Work instruction:
In full and without alteration, copy the listing.

■ ■ ■ ■ ■ ■ ■

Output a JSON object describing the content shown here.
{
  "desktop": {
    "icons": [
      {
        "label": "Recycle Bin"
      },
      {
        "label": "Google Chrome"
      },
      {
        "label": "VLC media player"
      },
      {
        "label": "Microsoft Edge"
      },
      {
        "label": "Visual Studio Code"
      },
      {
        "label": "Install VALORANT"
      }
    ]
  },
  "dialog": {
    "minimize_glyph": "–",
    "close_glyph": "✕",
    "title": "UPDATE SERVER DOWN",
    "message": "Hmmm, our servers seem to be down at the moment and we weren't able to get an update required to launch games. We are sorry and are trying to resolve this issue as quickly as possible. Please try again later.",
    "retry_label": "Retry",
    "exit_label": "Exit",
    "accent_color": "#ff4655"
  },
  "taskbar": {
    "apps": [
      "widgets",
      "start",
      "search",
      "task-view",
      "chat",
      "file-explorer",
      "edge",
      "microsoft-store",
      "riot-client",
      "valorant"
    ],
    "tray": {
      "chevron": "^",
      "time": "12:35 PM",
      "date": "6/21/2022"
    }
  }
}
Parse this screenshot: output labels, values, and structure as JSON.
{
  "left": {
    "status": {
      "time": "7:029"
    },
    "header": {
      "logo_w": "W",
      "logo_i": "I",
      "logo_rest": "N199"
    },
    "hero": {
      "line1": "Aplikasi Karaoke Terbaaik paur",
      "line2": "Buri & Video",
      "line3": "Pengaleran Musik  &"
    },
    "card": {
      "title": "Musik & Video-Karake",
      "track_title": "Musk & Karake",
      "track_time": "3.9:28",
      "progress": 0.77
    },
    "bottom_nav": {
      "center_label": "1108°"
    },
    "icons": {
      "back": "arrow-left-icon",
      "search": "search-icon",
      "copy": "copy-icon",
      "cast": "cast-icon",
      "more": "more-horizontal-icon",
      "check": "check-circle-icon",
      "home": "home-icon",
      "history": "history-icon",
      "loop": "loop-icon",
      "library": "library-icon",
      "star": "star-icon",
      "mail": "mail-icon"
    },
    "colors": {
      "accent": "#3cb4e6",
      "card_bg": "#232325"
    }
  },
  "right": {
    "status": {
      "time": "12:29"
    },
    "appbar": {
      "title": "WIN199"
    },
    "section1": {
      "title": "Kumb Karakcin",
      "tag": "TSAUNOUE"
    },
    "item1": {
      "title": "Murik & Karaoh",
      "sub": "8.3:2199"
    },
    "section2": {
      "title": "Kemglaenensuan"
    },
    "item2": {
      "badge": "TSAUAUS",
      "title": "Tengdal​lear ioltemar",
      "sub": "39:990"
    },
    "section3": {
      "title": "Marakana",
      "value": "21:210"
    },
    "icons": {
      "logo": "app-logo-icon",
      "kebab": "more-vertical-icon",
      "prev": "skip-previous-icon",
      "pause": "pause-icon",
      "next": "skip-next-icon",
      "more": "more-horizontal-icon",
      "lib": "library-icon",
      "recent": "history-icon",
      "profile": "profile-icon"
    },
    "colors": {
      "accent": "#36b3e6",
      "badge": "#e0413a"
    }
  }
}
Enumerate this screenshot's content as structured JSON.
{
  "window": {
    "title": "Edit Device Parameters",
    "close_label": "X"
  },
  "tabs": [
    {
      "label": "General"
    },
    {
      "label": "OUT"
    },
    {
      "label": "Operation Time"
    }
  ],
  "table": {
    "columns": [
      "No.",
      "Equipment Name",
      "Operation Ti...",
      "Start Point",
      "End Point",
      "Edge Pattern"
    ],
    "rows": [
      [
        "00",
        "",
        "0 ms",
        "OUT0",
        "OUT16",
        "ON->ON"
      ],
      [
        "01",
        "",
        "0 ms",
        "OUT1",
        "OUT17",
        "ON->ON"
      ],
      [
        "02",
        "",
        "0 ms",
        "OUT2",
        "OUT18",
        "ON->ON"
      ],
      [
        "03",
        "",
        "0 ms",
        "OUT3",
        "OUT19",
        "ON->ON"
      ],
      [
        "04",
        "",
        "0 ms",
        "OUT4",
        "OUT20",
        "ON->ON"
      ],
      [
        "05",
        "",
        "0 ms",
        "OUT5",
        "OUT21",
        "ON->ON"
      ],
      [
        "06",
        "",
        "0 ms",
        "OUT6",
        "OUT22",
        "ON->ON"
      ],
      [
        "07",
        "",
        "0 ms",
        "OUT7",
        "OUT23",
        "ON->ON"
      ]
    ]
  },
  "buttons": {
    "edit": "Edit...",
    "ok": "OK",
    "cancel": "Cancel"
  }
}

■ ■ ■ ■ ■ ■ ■

Expected answer:
Output a JSON object describing the content shown here.
{
  "desktop": {
    "icons": [
      {
        "label": "Recycle Bin"
      },
      {
        "label": "Google Chrome"
      },
      {
        "label": "VLC media player"
      },
      {
        "label": "Microsoft Edge"
      },
      {
        "label": "Visual Studio Code"
      },
      {
        "label": "Install VALORANT"
      }
    ]
  },
  "dialog": {
    "minimize_glyph": "–",
    "close_glyph": "✕",
    "title": "UPDATE SERVER DOWN",
    "message": "Hmmm, our servers seem to be down at the moment and we weren't able to get an update required to launch games. We are sorry and are trying to resolve this issue as quickly as possible. Please try again later.",
    "retry_label": "Retry",
    "exit_label": "Exit",
    "accent_color": "#ff4655"
  },
  "taskbar": {
    "apps": [
      "widgets",
      "start",
      "search",
      "task-view",
      "chat",
      "file-explorer",
      "edge",
      "microsoft-store",
      "riot-client",
      "valorant"
    ],
    "tray": {
      "chevron": "^",
      "time": "12:35 PM",
      "date": "6/21/2022"
    }
  }
}
Parse this screenshot: output labels, values, and structure as JSON.
{
  "left": {
    "status": {
      "time": "7:029"
    },
    "header": {
      "logo_w": "W",
      "logo_i": "I",
      "logo_rest": "N199"
    },
    "hero": {
      "line1": "Aplikasi Karaoke Terbaaik paur",
      "line2": "Buri & Video",
      "line3": "Pengaleran Musik  &"
    },
    "card": {
      "title": "Musik & Video-Karake",
      "track_title": "Musk & Karake",
      "track_time": "3.9:28",
      "progress": 0.77
    },
    "bottom_nav": {
      "center_label": "1108°"
    },
    "icons": {
      "back": "arrow-left-icon",
      "search": "search-icon",
      "copy": "copy-icon",
      "cast": "cast-icon",
      "more": "more-horizontal-icon",
      "check": "check-circle-icon",
      "home": "home-icon",
      "history": "history-icon",
      "loop": "loop-icon",
      "library": "library-icon",
      "star": "star-icon",
      "mail": "mail-icon"
    },
    "colors": {
      "accent": "#3cb4e6",
      "card_bg": "#232325"
    }
  },
  "right": {
    "status": {
      "time": "12:29"
    },
    "appbar": {
      "title": "WIN199"
    },
    "section1": {
      "title": "Kumb Karakcin",
      "tag": "TSAUNOUE"
    },
    "item1": {
      "title": "Murik & Karaoh",
      "sub": "8.3:2199"
    },
    "section2": {
      "title": "Kemglaenensuan"
    },
    "item2": {
      "badge": "TSAUAUS",
      "title": "Tengdal​lear ioltemar",
      "sub": "39:990"
    },
    "section3": {
      "title": "Marakana",
      "value": "21:210"
    },
    "icons": {
      "logo": "app-logo-icon",
      "kebab": "more-vertical-icon",
      "prev": "skip-previous-icon",
      "pause": "pause-icon",
      "next": "skip-next-icon",
      "more": "more-horizontal-icon",
      "lib": "library-icon",
      "recent": "history-icon",
      "profile": "profile-icon"
    },
    "colors": {
      "accent": "#36b3e6",
      "badge": "#e0413a"
    }
  }
}
Enumerate this screenshot's content as structured JSON.
{
  "window": {
    "title": "Edit Device Parameters",
    "close_label": "X"
  },
  "tabs": [
    {
      "label": "General"
    },
    {
      "label": "OUT"
    },
    {
      "label": "Operation Time"
    }
  ],
  "table": {
    "columns": [
      "No.",
      "Equipment Name",
      "Operation Ti...",
      "Start Point",
      "End Point",
      "Edge Pattern"
    ],
    "rows": [
      [
        "00",
        "",
        "0 ms",
        "OUT0",
        "OUT16",
        "ON->ON"
      ],
      [
        "01",
        "",
        "0 ms",
        "OUT1",
        "OUT17",
        "ON->ON"
      ],
      [
        "02",
        "",
        "0 ms",
        "OUT2",
        "OUT18",
        "ON->ON"
      ],
      [
        "03",
        "",
        "0 ms",
        "OUT3",
        "OUT19",
        "ON->ON"
      ],
      [
        "04",
        "",
        "0 ms",
        "OUT4",
        "OUT20",
        "ON->ON"
      ],
      [
        "05",
        "",
        "0 ms",
        "OUT5",
        "OUT21",
        "ON->ON"
      ],
      [
        "06",
        "",
        "0 ms",
        "OUT6",
        "OUT22",
        "ON->ON"
      ],
      [
        "07",
        "",
        "0 ms",
        "OUT7",
        "OUT23",
        "ON->ON"
      ]
    ]
  },
  "buttons": {
    "edit": "Edit...",
    "ok": "OK",
    "cancel": "Cancel"
  }
}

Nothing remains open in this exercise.